Merkley demands congressional vote on Afghan postwar force

Sen. Jeff MerkleyJeffrey (Jeff) Alan MerkleyOvernight Energy: Dems take on Trump's chemical safety pick Dem senator slams Trump for dedicating golf trophy to hurricane victims Dem senator compares Trump to Marie Antoinette MORE (D-Ore.) is demanding President Obama seek congressional approval for any postwar U.S. force in Afghanistan after the White House-mandated 2014 withdrawal deadline. 

"Should the President determine the necessity to maintain [American] troops in Afghanistan" after 2014, "any such presence and missions should be authorized by a separate vote of Congress," according legislation proposed by Merkley on Wednesday. 

ADVERTISEMENT
The language is part of an amendment filed by the Oregon Democrat to the fiscal year 2014 defense spending bill. 

Fellow Oregon Democrat Sen. Ron WydenRonald (Ron) Lee WydenHouse bill set to reignite debate on warrantless surveillance Senate confirms No. 2 spot at HHS, days after Price resigns Overnight Cybersecurity: Equifax CEO faces outraged lawmakers | Dem presses voting machine makers on cyber defense | Yahoo says 3 billion accounts affected by 2013 breach MORE, along with Sens. Rand PaulRandal (Rand) Howard PaulHouse bill set to reignite debate on warrantless surveillance Authorizing military force is necessary, but insufficient GOP feuds with outside group over analysis of tax framework MORE (R-Ky.), Joe ManchinJoseph (Joe) ManchinOvernight Energy: EPA aims to work more closely with industry Overnight Finance: Lawmakers grill Equifax chief over hack | Wells Fargo CEO defends bank's progress | Trump jokes Puerto Rico threw budget 'out of whack' | Mortgage tax fight tests industry clout Lawmakers try again on miners’ pension bill MORE (D-W.Va.), Tom HarkinTom HarkinThe Hill's 12:30 Report Distance education: Tumultuous today and yesterday Grassley challenger no stranger to defying odds MORE (D-Iowa) and Mike LeeMichael (Mike) Shumway LeeWhatever you think the Alabama special election means, you’re probably wrong How the effort to replace ObamaCare failed Overnight Regulation: Trump temporarily lifts Jones Act for Puerto Rico | Bill would exempt some banks from Dodd-Frank | Senators unveil driverless car bill MORE (R-Utah) are all co-sponsors of the Merkley amendment. 

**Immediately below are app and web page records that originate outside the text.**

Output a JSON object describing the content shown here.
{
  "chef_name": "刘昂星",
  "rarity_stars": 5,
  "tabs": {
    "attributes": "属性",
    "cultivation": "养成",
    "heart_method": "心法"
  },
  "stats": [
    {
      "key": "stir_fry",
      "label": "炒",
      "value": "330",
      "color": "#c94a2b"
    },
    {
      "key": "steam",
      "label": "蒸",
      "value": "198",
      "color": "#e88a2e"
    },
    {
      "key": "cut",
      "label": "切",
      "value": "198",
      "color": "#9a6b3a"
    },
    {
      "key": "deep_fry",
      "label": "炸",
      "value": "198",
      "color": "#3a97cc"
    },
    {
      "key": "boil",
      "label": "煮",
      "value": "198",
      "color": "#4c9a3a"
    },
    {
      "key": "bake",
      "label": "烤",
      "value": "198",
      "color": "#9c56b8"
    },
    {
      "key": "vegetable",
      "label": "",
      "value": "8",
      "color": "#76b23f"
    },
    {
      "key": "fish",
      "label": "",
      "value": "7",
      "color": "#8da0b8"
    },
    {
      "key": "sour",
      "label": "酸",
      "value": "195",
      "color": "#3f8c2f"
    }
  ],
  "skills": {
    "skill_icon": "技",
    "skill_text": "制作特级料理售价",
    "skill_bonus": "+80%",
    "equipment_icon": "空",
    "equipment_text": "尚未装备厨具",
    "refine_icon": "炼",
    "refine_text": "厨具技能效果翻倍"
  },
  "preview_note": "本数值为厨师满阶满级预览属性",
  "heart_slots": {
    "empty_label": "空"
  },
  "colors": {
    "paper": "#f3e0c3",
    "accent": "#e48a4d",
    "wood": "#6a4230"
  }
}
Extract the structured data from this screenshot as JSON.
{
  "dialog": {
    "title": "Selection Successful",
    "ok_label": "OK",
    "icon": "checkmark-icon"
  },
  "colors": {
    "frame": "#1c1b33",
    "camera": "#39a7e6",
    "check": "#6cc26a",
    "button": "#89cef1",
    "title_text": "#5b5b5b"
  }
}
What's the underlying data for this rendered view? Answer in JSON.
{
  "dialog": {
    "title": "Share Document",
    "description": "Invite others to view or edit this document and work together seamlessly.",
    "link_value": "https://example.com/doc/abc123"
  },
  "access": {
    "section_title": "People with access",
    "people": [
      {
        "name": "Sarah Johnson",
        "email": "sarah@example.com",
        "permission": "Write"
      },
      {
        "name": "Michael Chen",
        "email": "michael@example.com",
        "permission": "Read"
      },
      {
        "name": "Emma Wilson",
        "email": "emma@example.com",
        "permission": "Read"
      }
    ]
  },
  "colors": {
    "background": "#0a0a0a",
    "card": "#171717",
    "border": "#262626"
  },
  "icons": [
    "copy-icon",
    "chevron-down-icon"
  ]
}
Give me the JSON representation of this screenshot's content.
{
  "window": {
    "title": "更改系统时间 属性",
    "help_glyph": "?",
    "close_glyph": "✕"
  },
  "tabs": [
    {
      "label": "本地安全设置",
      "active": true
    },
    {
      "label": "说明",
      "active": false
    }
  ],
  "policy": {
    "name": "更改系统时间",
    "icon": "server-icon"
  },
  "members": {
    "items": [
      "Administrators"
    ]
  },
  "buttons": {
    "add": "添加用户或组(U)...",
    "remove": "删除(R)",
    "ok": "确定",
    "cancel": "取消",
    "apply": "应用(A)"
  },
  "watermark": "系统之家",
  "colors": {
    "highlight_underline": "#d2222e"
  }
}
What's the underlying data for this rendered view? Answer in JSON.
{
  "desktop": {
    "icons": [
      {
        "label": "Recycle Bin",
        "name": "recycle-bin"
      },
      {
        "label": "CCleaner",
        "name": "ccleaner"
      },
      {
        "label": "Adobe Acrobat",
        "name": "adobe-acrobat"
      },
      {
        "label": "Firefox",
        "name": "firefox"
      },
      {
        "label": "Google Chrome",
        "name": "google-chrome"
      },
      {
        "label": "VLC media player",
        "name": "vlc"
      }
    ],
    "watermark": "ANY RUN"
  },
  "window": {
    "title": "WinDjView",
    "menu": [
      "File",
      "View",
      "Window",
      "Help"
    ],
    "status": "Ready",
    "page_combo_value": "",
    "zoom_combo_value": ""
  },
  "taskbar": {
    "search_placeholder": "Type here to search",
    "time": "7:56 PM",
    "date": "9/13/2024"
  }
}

Merkley's amendment, however, will not affect potential advise and assist operations conducted with the Afghan military by that U.S. postwar force, according to the legislation. 

The amendment will also not impede White House or Pentagon authority to carry out counterterrorism operations against Taliban, al Qaeda and other militant extremist groups fighting in the country. 

Timing of the amendment comes as Washington and Kabul continue to wrangle over the final language of a postwar deal. 

On Tuesday, Secretary of State John KerryJohn Forbes KerryFor the sake of national security, Trump must honor the Iran deal Bernie Sanders’s 1960s worldview makes bad foreign policy DiCaprio: History will ‘vilify’ Trump for not fighting climate change MORE admitted "mistakes" were made in postwar talks between Washington and Kabul, vowing to grant Afghan leaders more leeway in the final agreement. 

That change is only the latest effort by American negotiators to keep U.S-Afghan postwar negotiations from falling apart, less than a year before all American combat troops are scheduled to withdraw from the country. 

On Monday, a defense official told The Hill that a key meeting of top Afghan leaders on the Obama administration's postwar strategy for the country is still on track, despite a recent terrorist attack in the country's capitol of Kabul. 

The location of the attack is where members of the Loya Jirga, an assembly of the country's most powerful tribal leaders, are scheduled to meet later this week to review the U.S. postwar plan. 

That meeting to review the American strategy, known as a Bilateral Security Agreement (BSA), remains on schedule despite the attack, according to the defense official.

Recent news reports earlier in the week stated a White House apology would be a part of a U.S-Afghan postwar deal to allow American forces to remain in the country after 2014. 

National Security Adviser Susan Rice on Wednesday flatly denied reports that President Obama is drafting an apology for the U.S. war in Afghanistan, as a way to lock in a postwar deal in the country. 

"No such letter has been drafted or delivered. There is not a need for the United States to apologize to Afghanistan," Rice said during an interview with CNN.

"We have sacrificed and supported [Afghanistan] in their democratic progress and in tackling the insurgents and al Qaeda. So that [apology] is not on the table."